How to pick the best bottles at the restaurant
Top 3 vintages for Piemonte wine
If you clicked on this video you’ve probably had Piemonte wines before.
Maybe you already know the main differences between Barolo and Barbaresco, but you often wished you knew more about vintages. This happens to me all the time when we drink wine in foreign countries where I am not as familiar with how the year went weather-wise.
Picking the right vintage at the right time can be the most important factor at the restaurant, especially when you’re drinking artisanal wines, where vintage variation is shown with pride by winemakers as opposed to a more commercial and standardised process.
About Piemonte vintages, let’s start by saying that our area was blessed with a series of above average vintages in the last 20 years, which means that, let’s say sitting at restaurant, you’re going to be okay with ordering anything starting from the 2004 vintage onwards.
3 recent favorites are:
2016: One of the best vintages of all time with great structure, balance and ageing potential. The 2016s are amazing right now but they will age for a long time. Definitely a year for collectors.
2019: Probably even more structured than the 2016, this is seen as a “classic vintage” here in Piemonte: shy on the nose when they were released, drinking the 2019 last year (and even now) gives you that feeling of “damn I’ve opened this too soon”. This is the kind of vintage that requires patience, get a case of 2019s, put in the darkest and more remote area of your cellar and revisit it in 5-10 years.

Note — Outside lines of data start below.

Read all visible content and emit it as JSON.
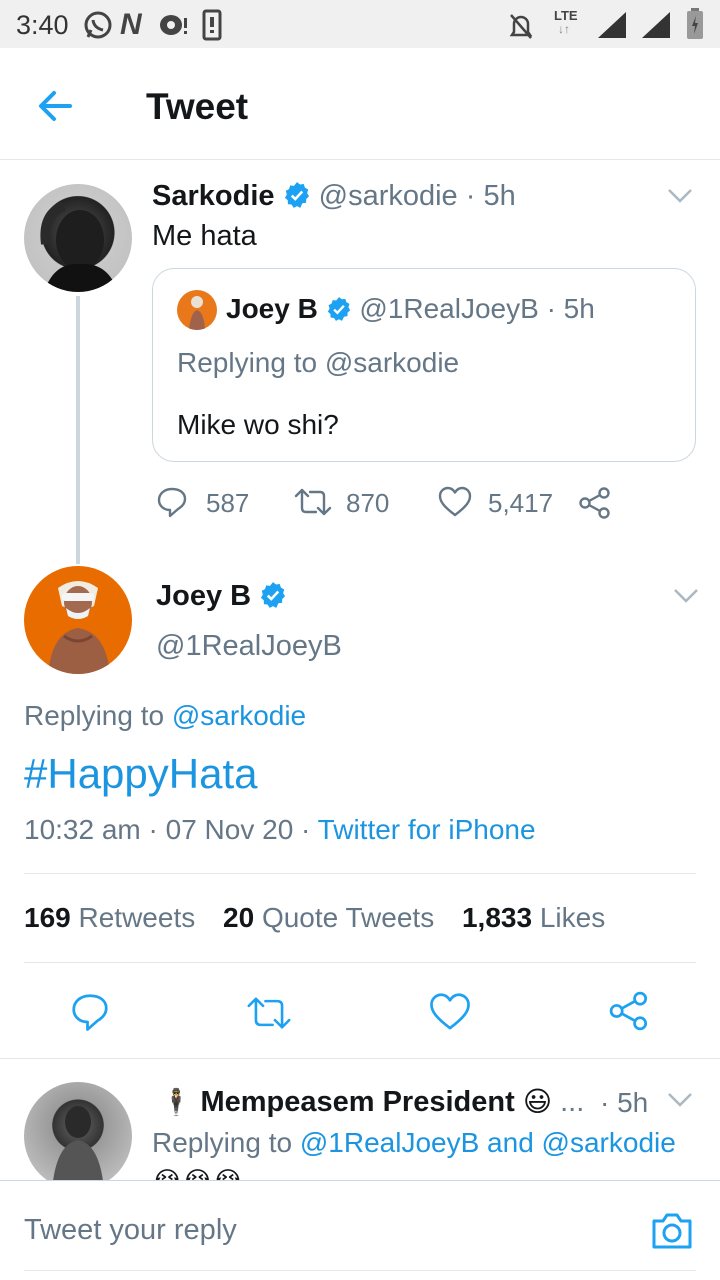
{
  "status_bar": {
    "time": "3:40",
    "network": "LTE"
  },
  "header": {
    "title": "Tweet"
  },
  "parent_tweet": {
    "name": "Sarkodie",
    "handle": "@sarkodie",
    "time": "· 5h",
    "text": "Me hata",
    "quote": {
      "name": "Joey B",
      "handle": "@1RealJoeyB",
      "time": "· 5h",
      "replying": "Replying to @sarkodie",
      "text": "Mike wo shi?"
    },
    "replies": "587",
    "retweets": "870",
    "likes": "5,417"
  },
  "main_tweet": {
    "name": "Joey B",
    "handle": "@1RealJoeyB",
    "replying_prefix": "Replying to ",
    "replying_handle": "@sarkodie",
    "text": "#HappyHata",
    "time": "10:32 am",
    "date": "· 07 Nov 20 ·",
    "source": "Twitter for iPhone",
    "stats": {
      "retweets_count": "169",
      "retweets_label": "Retweets",
      "quotes_count": "20",
      "quotes_label": "Quote Tweets",
      "likes_count": "1,833",
      "likes_label": "Likes"
    }
  },
  "reply_tweet": {
    "name": "Mempeasem President",
    "ellipsis": "...",
    "time": "· 5h",
    "replying_prefix": "Replying to ",
    "replying_handles": "@1RealJoeyB and @sarkodie"
  },
  "reply_bar": {
    "placeholder": "Tweet your reply"
  },
  "colors": {
    "accent": "#1b95e0",
    "text": "#14171a",
    "secondary": "#657786",
    "verified": "#1da1f2"
  }
}
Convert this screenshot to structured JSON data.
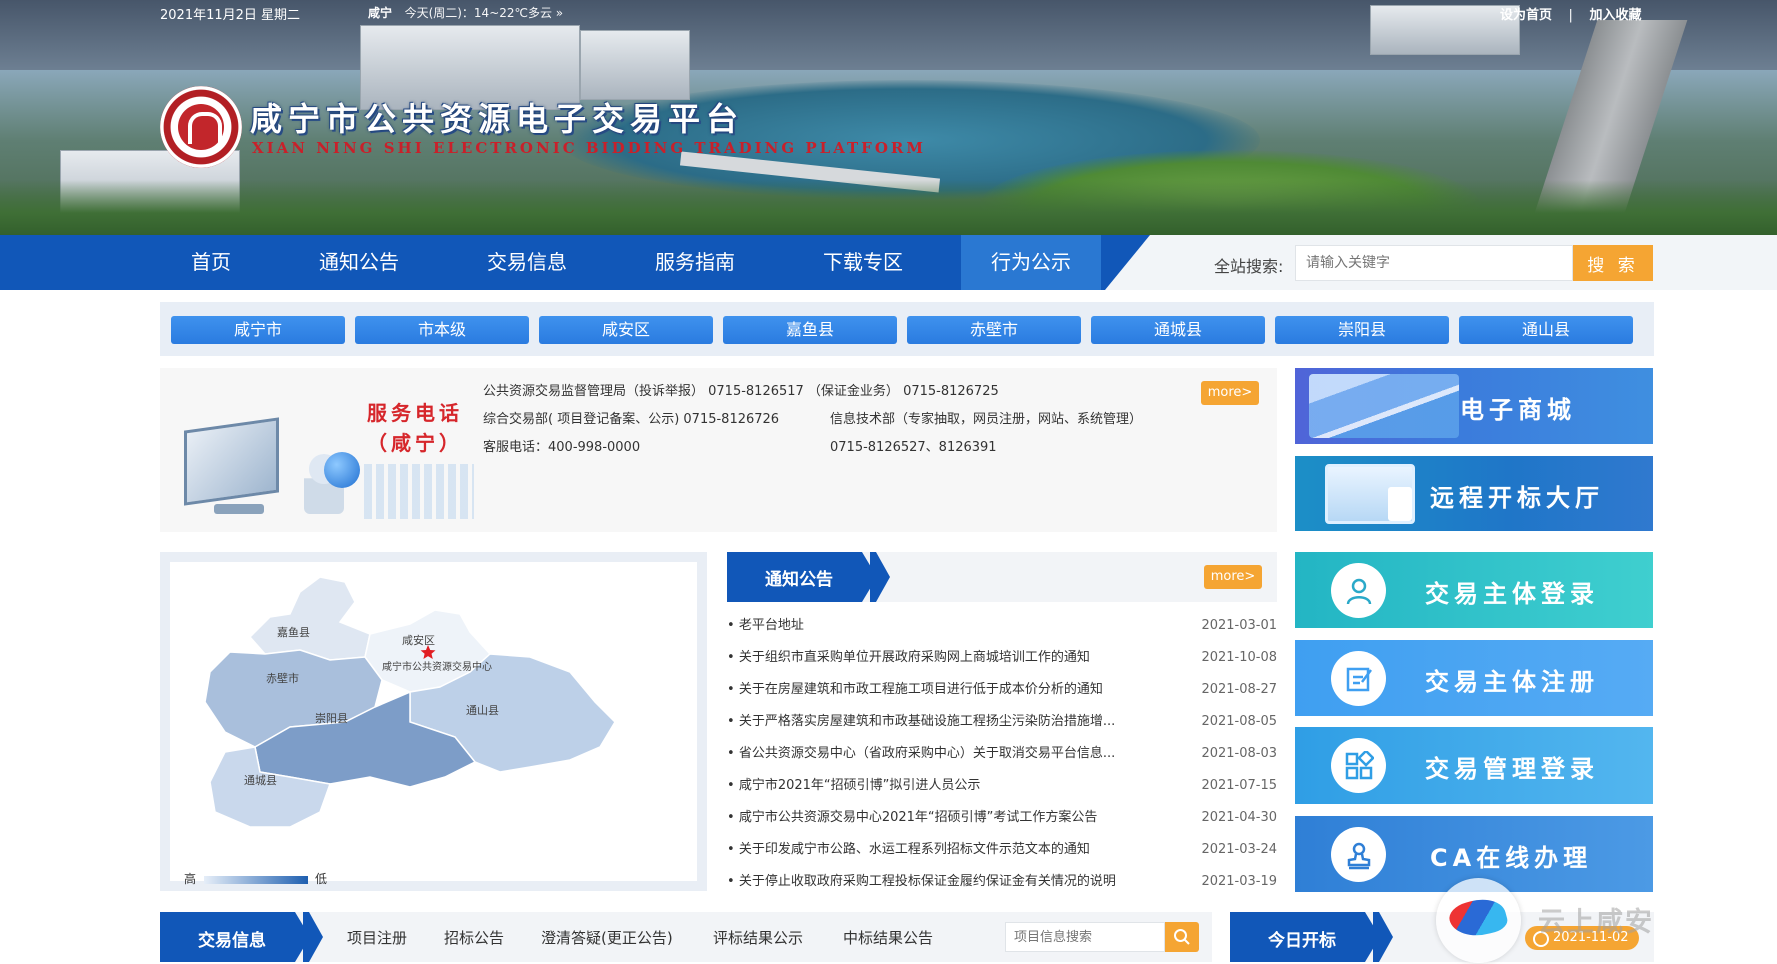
{
  "topbar": {
    "date": "2021年11月2日 星期二",
    "weather_city": "咸宁",
    "weather_text": "今天(周二)：14~22℃多云 »",
    "set_home": "设为首页",
    "separator": "|",
    "add_favorite": "加入收藏"
  },
  "header": {
    "title": "咸宁市公共资源电子交易平台",
    "subtitle": "XIAN NING SHI ELECTRONIC BIDDING TRADING PLATFORM"
  },
  "nav": {
    "items": [
      "首页",
      "通知公告",
      "交易信息",
      "服务指南",
      "下载专区",
      "行为公示"
    ],
    "active_index": 5,
    "search_label": "全站搜索:",
    "search_placeholder": "请输入关键字",
    "search_button": "搜 索"
  },
  "districts": [
    "咸宁市",
    "市本级",
    "咸安区",
    "嘉鱼县",
    "赤壁市",
    "通城县",
    "崇阳县",
    "通山县"
  ],
  "phone": {
    "title_line1": "服务电话",
    "title_line2": "（咸宁）",
    "rows": [
      [
        "公共资源交易监督管理局（投诉举报） 0715-8126517 （保证金业务） 0715-8126725",
        ""
      ],
      [
        "综合交易部( 项目登记备案、公示) 0715-8126726",
        "信息技术部（专家抽取，网员注册，网站、系统管理）"
      ],
      [
        "客服电话：400-998-0000",
        "0715-8126527、8126391"
      ]
    ],
    "more": "more>"
  },
  "side_buttons": {
    "mall": "电子商城",
    "remote": "远程开标大厅",
    "login": "交易主体登录",
    "register": "交易主体注册",
    "manage": "交易管理登录",
    "ca": "CA在线办理"
  },
  "map": {
    "legend_high": "高",
    "legend_low": "低",
    "labels": {
      "jiayu": "嘉鱼县",
      "xianan": "咸安区",
      "center": "咸宁市公共资源交易中心",
      "chibi": "赤壁市",
      "chongyang": "崇阳县",
      "tongshan": "通山县",
      "tongcheng": "通城县"
    }
  },
  "notice": {
    "title": "通知公告",
    "more": "more>",
    "items": [
      {
        "title": "老平台地址",
        "date": "2021-03-01"
      },
      {
        "title": "关于组织市直采购单位开展政府采购网上商城培训工作的通知",
        "date": "2021-10-08"
      },
      {
        "title": "关于在房屋建筑和市政工程施工项目进行低于成本价分析的通知",
        "date": "2021-08-27"
      },
      {
        "title": "关于严格落实房屋建筑和市政基础设施工程扬尘污染防治措施增...",
        "date": "2021-08-05"
      },
      {
        "title": "省公共资源交易中心（省政府采购中心）关于取消交易平台信息...",
        "date": "2021-08-03"
      },
      {
        "title": "咸宁市2021年“招硕引博”拟引进人员公示",
        "date": "2021-07-15"
      },
      {
        "title": "咸宁市公共资源交易中心2021年“招硕引博”考试工作方案公告",
        "date": "2021-04-30"
      },
      {
        "title": "关于印发咸宁市公路、水运工程系列招标文件示范文本的通知",
        "date": "2021-03-24"
      },
      {
        "title": "关于停止收取政府采购工程投标保证金履约保证金有关情况的说明",
        "date": "2021-03-19"
      }
    ]
  },
  "trade": {
    "title": "交易信息",
    "subtabs": [
      "项目注册",
      "招标公告",
      "澄清答疑(更正公告)",
      "评标结果公示",
      "中标结果公告"
    ],
    "search_placeholder": "项目信息搜索"
  },
  "today": {
    "title": "今日开标",
    "date": "2021-11-02"
  },
  "watermark": "云上咸安"
}
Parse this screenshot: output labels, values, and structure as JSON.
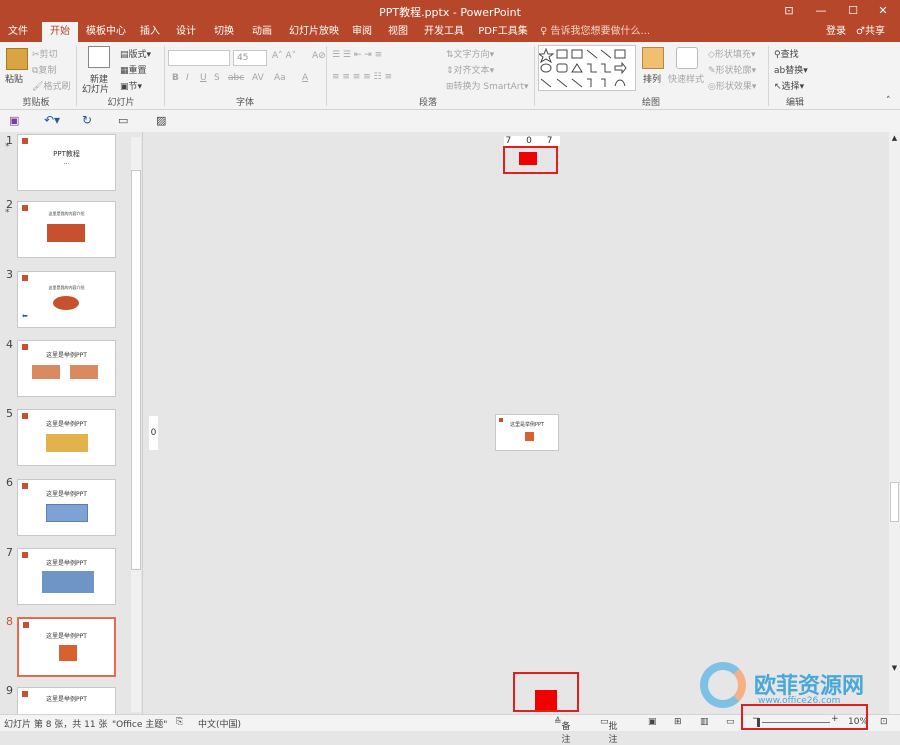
{
  "window": {
    "title": "PPT教程.pptx - PowerPoint",
    "controls": [
      "⊡",
      "—",
      "☐",
      "✕"
    ]
  },
  "tabs": [
    "文件",
    "开始",
    "模板中心",
    "插入",
    "设计",
    "切换",
    "动画",
    "幻灯片放映",
    "审阅",
    "视图",
    "开发工具",
    "PDF工具集"
  ],
  "tellme": "告诉我您想要做什么...",
  "account": {
    "login": "登录",
    "share": "共享"
  },
  "ribbon": {
    "clipboard": {
      "label": "剪贴板",
      "paste": "粘贴",
      "cut": "剪切",
      "copy": "复制",
      "format_painter": "格式刷"
    },
    "slides": {
      "label": "幻灯片",
      "new_slide": "新建",
      "new_slide2": "幻灯片",
      "layout": "版式",
      "reset": "重置",
      "section": "节"
    },
    "font": {
      "label": "字体",
      "size": "45",
      "bold": "B",
      "italic": "I",
      "underline": "U",
      "shadow": "S",
      "strike": "abc",
      "spacing": "AV",
      "case": "Aa",
      "color": "A"
    },
    "paragraph": {
      "label": "段落",
      "text_direction": "文字方向",
      "align_text": "对齐文本",
      "smartart": "转换为 SmartArt"
    },
    "drawing": {
      "label": "绘图",
      "arrange": "排列",
      "quick_styles": "快速样式",
      "fill": "形状填充",
      "outline": "形状轮廓",
      "effects": "形状效果"
    },
    "editing": {
      "label": "编辑",
      "find": "查找",
      "replace": "替换",
      "select": "选择"
    }
  },
  "slides": [
    {
      "num": "1",
      "star": "*",
      "title": "PPT教程",
      "sub": "..."
    },
    {
      "num": "2",
      "star": "*",
      "title": "这里是我的内容介绍"
    },
    {
      "num": "3",
      "title": "这里是我的内容介绍"
    },
    {
      "num": "4",
      "title": "这里是举例PPT"
    },
    {
      "num": "5",
      "title": "这里是举例PPT"
    },
    {
      "num": "6",
      "title": "这里是举例PPT"
    },
    {
      "num": "7",
      "title": "这里是举例PPT"
    },
    {
      "num": "8",
      "title": "这里是举例PPT"
    },
    {
      "num": "9",
      "title": "这里是举例PPT"
    }
  ],
  "selected_slide": "8",
  "canvas": {
    "ruler_top": "7 0 7",
    "ruler_left": "0",
    "mini_title": "这里是举例PPT"
  },
  "status": {
    "slide_info": "幻灯片 第 8 张，共 11 张",
    "theme": "\"Office 主题\"",
    "language": "中文(中国)",
    "notes": "备注",
    "comments": "批注",
    "zoom": "10%"
  },
  "watermark": {
    "text": "欧菲资源网",
    "url": "www.office26.com"
  },
  "colors": {
    "accent": "#b7472a",
    "highlight": "#e02020",
    "fill": "#f00000"
  }
}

2020: a very unique year, all producers in the area say that something good must have come from the covid year and here in Piemonte it’s definitely the case. It’s early to fully understand the vintage now, but I always saw it and tasted as a happy vintage. Beautiful, open, harmonic nose with freshness and elegance on the palate. Definitely requires less ageing and patience than the 2019 because they are already tasting pretty good right now.